> Data to use
--- START ---

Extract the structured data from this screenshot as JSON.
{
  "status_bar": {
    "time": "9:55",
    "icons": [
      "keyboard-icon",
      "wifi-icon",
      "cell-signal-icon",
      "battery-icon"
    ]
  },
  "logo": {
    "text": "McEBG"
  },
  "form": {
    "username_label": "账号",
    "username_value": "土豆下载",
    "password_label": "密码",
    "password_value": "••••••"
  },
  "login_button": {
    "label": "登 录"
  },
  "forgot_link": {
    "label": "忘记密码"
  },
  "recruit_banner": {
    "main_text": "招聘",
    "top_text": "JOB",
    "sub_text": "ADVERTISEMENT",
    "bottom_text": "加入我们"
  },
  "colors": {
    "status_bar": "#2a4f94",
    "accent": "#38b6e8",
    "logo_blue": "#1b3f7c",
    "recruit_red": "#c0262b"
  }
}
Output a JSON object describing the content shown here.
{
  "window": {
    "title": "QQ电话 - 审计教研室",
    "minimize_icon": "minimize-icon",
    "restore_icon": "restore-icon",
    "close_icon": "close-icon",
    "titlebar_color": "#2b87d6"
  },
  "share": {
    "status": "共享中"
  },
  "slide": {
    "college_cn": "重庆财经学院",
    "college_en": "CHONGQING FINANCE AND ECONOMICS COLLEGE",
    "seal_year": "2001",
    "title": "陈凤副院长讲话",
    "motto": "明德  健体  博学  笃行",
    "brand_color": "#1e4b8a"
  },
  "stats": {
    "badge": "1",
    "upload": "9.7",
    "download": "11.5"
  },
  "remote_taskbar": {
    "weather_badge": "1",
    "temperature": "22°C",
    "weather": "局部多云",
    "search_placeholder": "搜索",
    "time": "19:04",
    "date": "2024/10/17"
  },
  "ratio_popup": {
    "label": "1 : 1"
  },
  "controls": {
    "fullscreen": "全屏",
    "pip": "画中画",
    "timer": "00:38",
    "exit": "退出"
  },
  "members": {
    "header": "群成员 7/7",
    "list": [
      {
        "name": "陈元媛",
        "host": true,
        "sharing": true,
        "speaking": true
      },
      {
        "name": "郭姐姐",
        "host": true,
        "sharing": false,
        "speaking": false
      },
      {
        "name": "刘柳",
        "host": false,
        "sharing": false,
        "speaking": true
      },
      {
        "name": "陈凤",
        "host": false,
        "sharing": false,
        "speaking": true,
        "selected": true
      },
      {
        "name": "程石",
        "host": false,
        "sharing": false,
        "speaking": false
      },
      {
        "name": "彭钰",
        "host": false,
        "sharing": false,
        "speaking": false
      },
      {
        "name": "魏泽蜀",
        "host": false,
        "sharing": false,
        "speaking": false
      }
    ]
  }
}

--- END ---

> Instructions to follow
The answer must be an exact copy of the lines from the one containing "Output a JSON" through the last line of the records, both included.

> Your response
Output a JSON object describing the content shown here.
{
  "window": {
    "title": "QQ电话 - 审计教研室",
    "minimize_icon": "minimize-icon",
    "restore_icon": "restore-icon",
    "close_icon": "close-icon",
    "titlebar_color": "#2b87d6"
  },
  "share": {
    "status": "共享中"
  },
  "slide": {
    "college_cn": "重庆财经学院",
    "college_en": "CHONGQING FINANCE AND ECONOMICS COLLEGE",
    "seal_year": "2001",
    "title": "陈凤副院长讲话",
    "motto": "明德  健体  博学  笃行",
    "brand_color": "#1e4b8a"
  },
  "stats": {
    "badge": "1",
    "upload": "9.7",
    "download": "11.5"
  },
  "remote_taskbar": {
    "weather_badge": "1",
    "temperature": "22°C",
    "weather": "局部多云",
    "search_placeholder": "搜索",
    "time": "19:04",
    "date": "2024/10/17"
  },
  "ratio_popup": {
    "label": "1 : 1"
  },
  "controls": {
    "fullscreen": "全屏",
    "pip": "画中画",
    "timer": "00:38",
    "exit": "退出"
  },
  "members": {
    "header": "群成员 7/7",
    "list": [
      {
        "name": "陈元媛",
        "host": true,
        "sharing": true,
        "speaking": true
      },
      {
        "name": "郭姐姐",
        "host": true,
        "sharing": false,
        "speaking": false
      },
      {
        "name": "刘柳",
        "host": false,
        "sharing": false,
        "speaking": true
      },
      {
        "name": "陈凤",
        "host": false,
        "sharing": false,
        "speaking": true,
        "selected": true
      },
      {
        "name": "程石",
        "host": false,
        "sharing": false,
        "speaking": false
      },
      {
        "name": "彭钰",
        "host": false,
        "sharing": false,
        "speaking": false
      },
      {
        "name": "魏泽蜀",
        "host": false,
        "sharing": false,
        "speaking": false
      }
    ]
  }
}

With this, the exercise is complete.